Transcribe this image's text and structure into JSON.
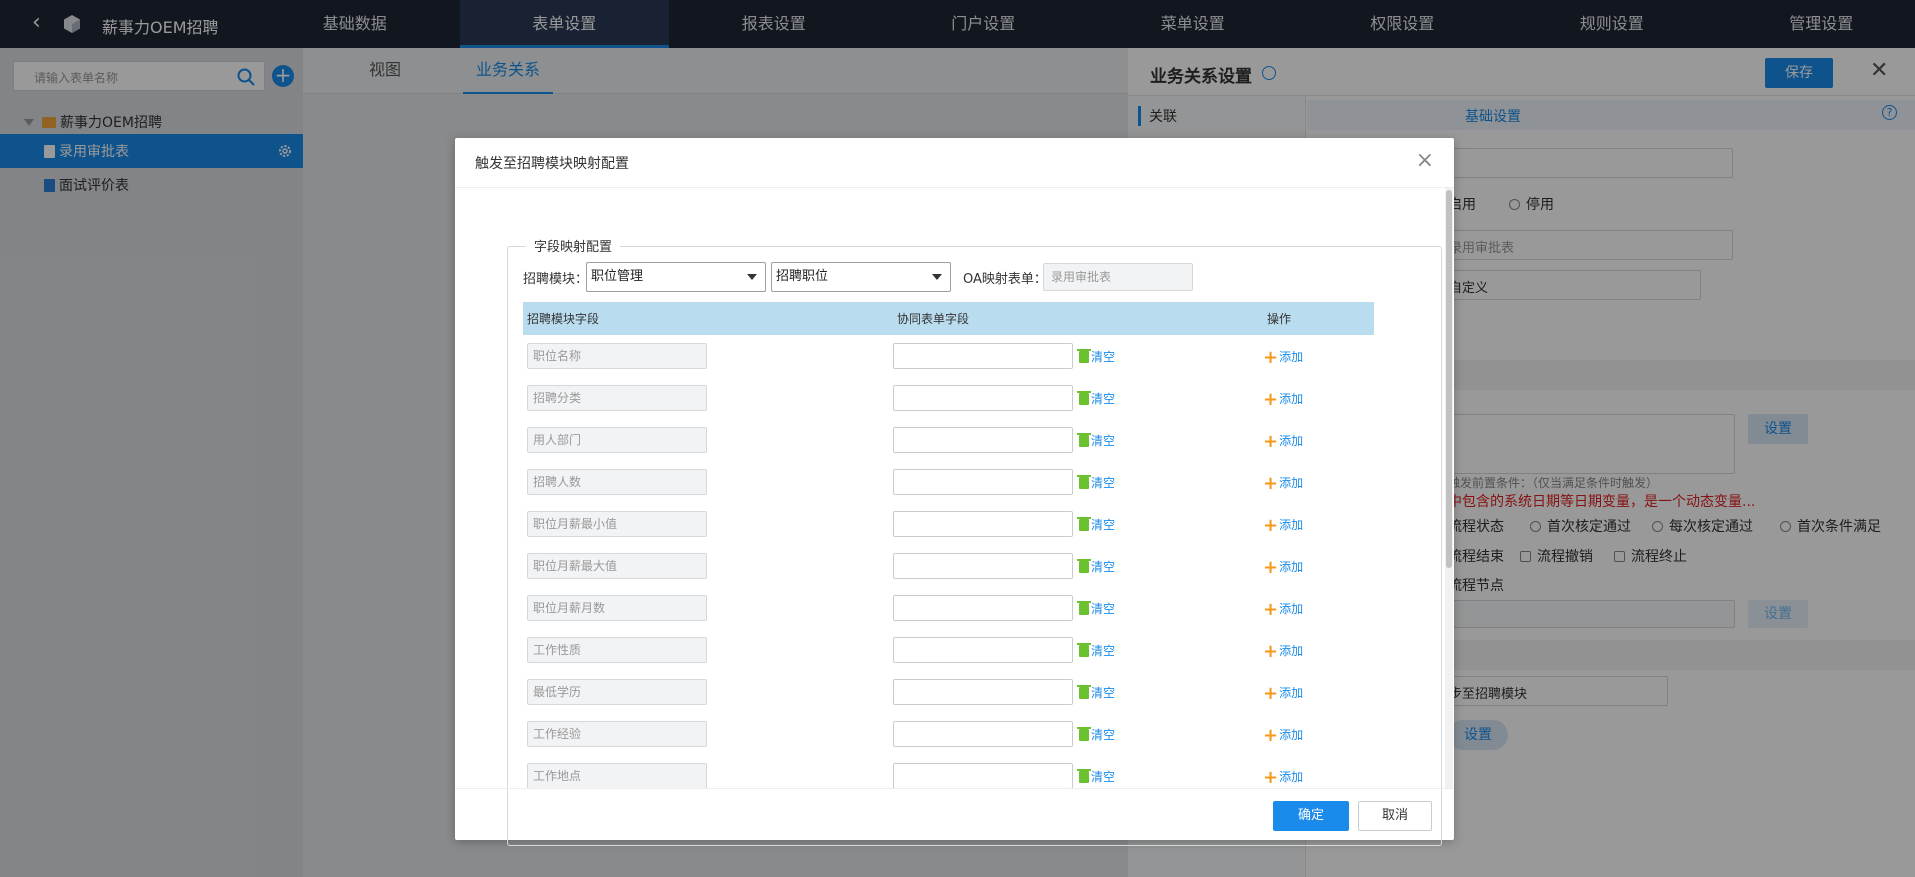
{
  "app": {
    "name": "薪事力OEM招聘"
  },
  "topnav": {
    "items": [
      "基础数据",
      "表单设置",
      "报表设置",
      "门户设置",
      "菜单设置",
      "权限设置",
      "规则设置",
      "管理设置"
    ],
    "active": "表单设置"
  },
  "sidebar": {
    "search_placeholder": "请输入表单名称",
    "tree_root": "薪事力OEM招聘",
    "items": [
      {
        "label": "录用审批表",
        "active": true
      },
      {
        "label": "面试评价表",
        "active": false
      }
    ]
  },
  "main": {
    "tabs": [
      "视图",
      "业务关系"
    ],
    "active_tab": "业务关系"
  },
  "right_panel": {
    "title": "业务关系设置",
    "save_label": "保存",
    "left_nav": "关联",
    "section_title": "基础设置",
    "help_icon": "?",
    "partial": {
      "enable_tail": "启用",
      "disable": "停用",
      "form_value": "录用审批表",
      "custom_value": "自定义",
      "set_label": "设置",
      "cond_hint": "触发前置条件：（仅当满足条件时触发）",
      "warning": "中包含的系统日期等日期变量，是一个动态变量...",
      "process_state": "流程状态",
      "first_approved": "首次核定通过",
      "each_approved": "每次核定通过",
      "first_condition": "首次条件满足",
      "process_end": "流程结束",
      "process_revoke": "流程撤销",
      "process_terminate": "流程终止",
      "process_node": "流程节点",
      "set_label_2": "设置",
      "sync_target": "步至招聘模块",
      "set_label_3": "设置"
    }
  },
  "modal": {
    "title": "触发至招聘模块映射配置",
    "fieldset_legend": "字段映射配置",
    "recruit_module_label": "招聘模块：",
    "recruit_module_value": "职位管理",
    "recruit_sub_value": "招聘职位",
    "oa_form_label": "OA映射表单：",
    "oa_form_placeholder": "录用审批表",
    "columns": [
      "招聘模块字段",
      "协同表单字段",
      "操作"
    ],
    "clear_label": "清空",
    "add_label": "添加",
    "rows": [
      "职位名称",
      "招聘分类",
      "用人部门",
      "招聘人数",
      "职位月薪最小值",
      "职位月薪最大值",
      "职位月薪月数",
      "工作性质",
      "最低学历",
      "工作经验",
      "工作地点"
    ],
    "ok_label": "确定",
    "cancel_label": "取消"
  },
  "colors": {
    "accent": "#1a8bea",
    "topbar": "#1f2533",
    "table_header": "#b9dcee",
    "warning": "#e02020",
    "clear_icon": "#6bc12f",
    "add_icon": "#f39a1e"
  }
}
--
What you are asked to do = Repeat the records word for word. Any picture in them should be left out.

Answer for the task =
Transcribe this image's text and structure into JSON.
{
  "app": {
    "name": "薪事力OEM招聘"
  },
  "topnav": {
    "items": [
      "基础数据",
      "表单设置",
      "报表设置",
      "门户设置",
      "菜单设置",
      "权限设置",
      "规则设置",
      "管理设置"
    ],
    "active": "表单设置"
  },
  "sidebar": {
    "search_placeholder": "请输入表单名称",
    "tree_root": "薪事力OEM招聘",
    "items": [
      {
        "label": "录用审批表",
        "active": true
      },
      {
        "label": "面试评价表",
        "active": false
      }
    ]
  },
  "main": {
    "tabs": [
      "视图",
      "业务关系"
    ],
    "active_tab": "业务关系"
  },
  "right_panel": {
    "title": "业务关系设置",
    "save_label": "保存",
    "left_nav": "关联",
    "section_title": "基础设置",
    "help_icon": "?",
    "partial": {
      "enable_tail": "启用",
      "disable": "停用",
      "form_value": "录用审批表",
      "custom_value": "自定义",
      "set_label": "设置",
      "cond_hint": "触发前置条件：（仅当满足条件时触发）",
      "warning": "中包含的系统日期等日期变量，是一个动态变量...",
      "process_state": "流程状态",
      "first_approved": "首次核定通过",
      "each_approved": "每次核定通过",
      "first_condition": "首次条件满足",
      "process_end": "流程结束",
      "process_revoke": "流程撤销",
      "process_terminate": "流程终止",
      "process_node": "流程节点",
      "set_label_2": "设置",
      "sync_target": "步至招聘模块",
      "set_label_3": "设置"
    }
  },
  "modal": {
    "title": "触发至招聘模块映射配置",
    "fieldset_legend": "字段映射配置",
    "recruit_module_label": "招聘模块：",
    "recruit_module_value": "职位管理",
    "recruit_sub_value": "招聘职位",
    "oa_form_label": "OA映射表单：",
    "oa_form_placeholder": "录用审批表",
    "columns": [
      "招聘模块字段",
      "协同表单字段",
      "操作"
    ],
    "clear_label": "清空",
    "add_label": "添加",
    "rows": [
      "职位名称",
      "招聘分类",
      "用人部门",
      "招聘人数",
      "职位月薪最小值",
      "职位月薪最大值",
      "职位月薪月数",
      "工作性质",
      "最低学历",
      "工作经验",
      "工作地点"
    ],
    "ok_label": "确定",
    "cancel_label": "取消"
  },
  "colors": {
    "accent": "#1a8bea",
    "topbar": "#1f2533",
    "table_header": "#b9dcee",
    "warning": "#e02020",
    "clear_icon": "#6bc12f",
    "add_icon": "#f39a1e"
  }
}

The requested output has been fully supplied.